Fields of teasel
When I encountered these dried pods at Anderson Marsh State Historic Park I mistook them for milk thistle; it wasn’t until I did a little online research that I learned they’re actually teasel. Although they produce very pretty flowers, they are invasive and tend to crowd out the native plants.

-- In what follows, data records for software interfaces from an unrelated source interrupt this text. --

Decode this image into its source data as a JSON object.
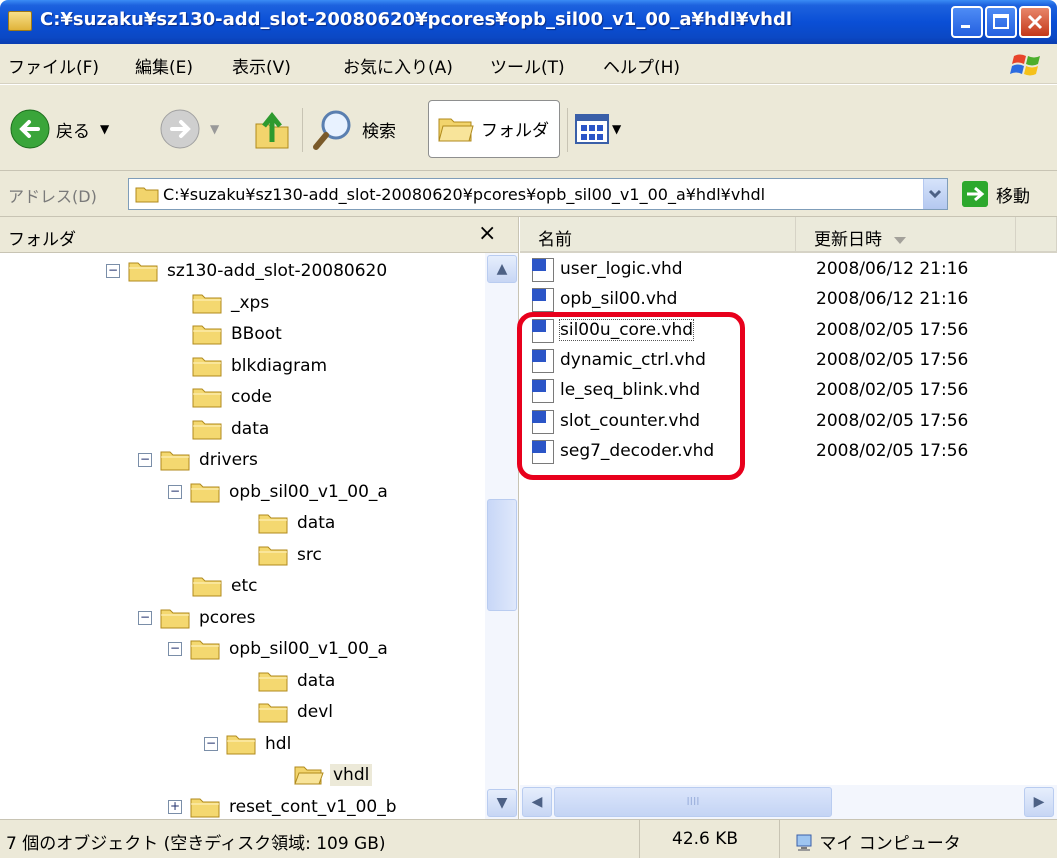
{
  "window": {
    "title": "C:¥suzaku¥sz130-add_slot-20080620¥pcores¥opb_sil00_v1_00_a¥hdl¥vhdl"
  },
  "menu": {
    "items": [
      "ファイル(F)",
      "編集(E)",
      "表示(V)",
      "お気に入り(A)",
      "ツール(T)",
      "ヘルプ(H)"
    ]
  },
  "toolbar": {
    "back_label": "戻る",
    "search_label": "検索",
    "folders_label": "フォルダ"
  },
  "address": {
    "label": "アドレス(D)",
    "value": "C:¥suzaku¥sz130-add_slot-20080620¥pcores¥opb_sil00_v1_00_a¥hdl¥vhdl",
    "go_label": "移動"
  },
  "folder_pane": {
    "title": "フォルダ",
    "close_glyph": "×",
    "tree": [
      {
        "label": "sz130-add_slot-20080620",
        "expander": "−"
      },
      {
        "label": "_xps",
        "expander": ""
      },
      {
        "label": "BBoot",
        "expander": ""
      },
      {
        "label": "blkdiagram",
        "expander": ""
      },
      {
        "label": "code",
        "expander": ""
      },
      {
        "label": "data",
        "expander": ""
      },
      {
        "label": "drivers",
        "expander": "−"
      },
      {
        "label": "opb_sil00_v1_00_a",
        "expander": "−"
      },
      {
        "label": "data",
        "expander": ""
      },
      {
        "label": "src",
        "expander": ""
      },
      {
        "label": "etc",
        "expander": ""
      },
      {
        "label": "pcores",
        "expander": "−"
      },
      {
        "label": "opb_sil00_v1_00_a",
        "expander": "−"
      },
      {
        "label": "data",
        "expander": ""
      },
      {
        "label": "devl",
        "expander": ""
      },
      {
        "label": "hdl",
        "expander": "−"
      },
      {
        "label": "vhdl",
        "expander": "",
        "selected": true
      },
      {
        "label": "reset_cont_v1_00_b",
        "expander": "+"
      }
    ]
  },
  "file_list": {
    "columns": {
      "name": "名前",
      "modified": "更新日時"
    },
    "files": [
      {
        "name": "user_logic.vhd",
        "modified": "2008/06/12 21:16"
      },
      {
        "name": "opb_sil00.vhd",
        "modified": "2008/06/12 21:16"
      },
      {
        "name": "sil00u_core.vhd",
        "modified": "2008/02/05 17:56"
      },
      {
        "name": "dynamic_ctrl.vhd",
        "modified": "2008/02/05 17:56"
      },
      {
        "name": "le_seq_blink.vhd",
        "modified": "2008/02/05 17:56"
      },
      {
        "name": "slot_counter.vhd",
        "modified": "2008/02/05 17:56"
      },
      {
        "name": "seg7_decoder.vhd",
        "modified": "2008/02/05 17:56"
      }
    ]
  },
  "status": {
    "objects": "7 個のオブジェクト (空きディスク領域: 109 GB)",
    "size": "42.6 KB",
    "location": "マイ コンピュータ"
  },
  "colors": {
    "titlebar": "#0a4fd6",
    "highlight_ring": "#e8001c",
    "chrome": "#ece9d8"
  }
}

According to the website Botanical Accuracy (linked above), the teasel got its name from the fact the flower heads were once used to tease out the wool before spinning (carding). I haven’t researched to confirm how true that is, but as a knitter I find the idea very intriguing!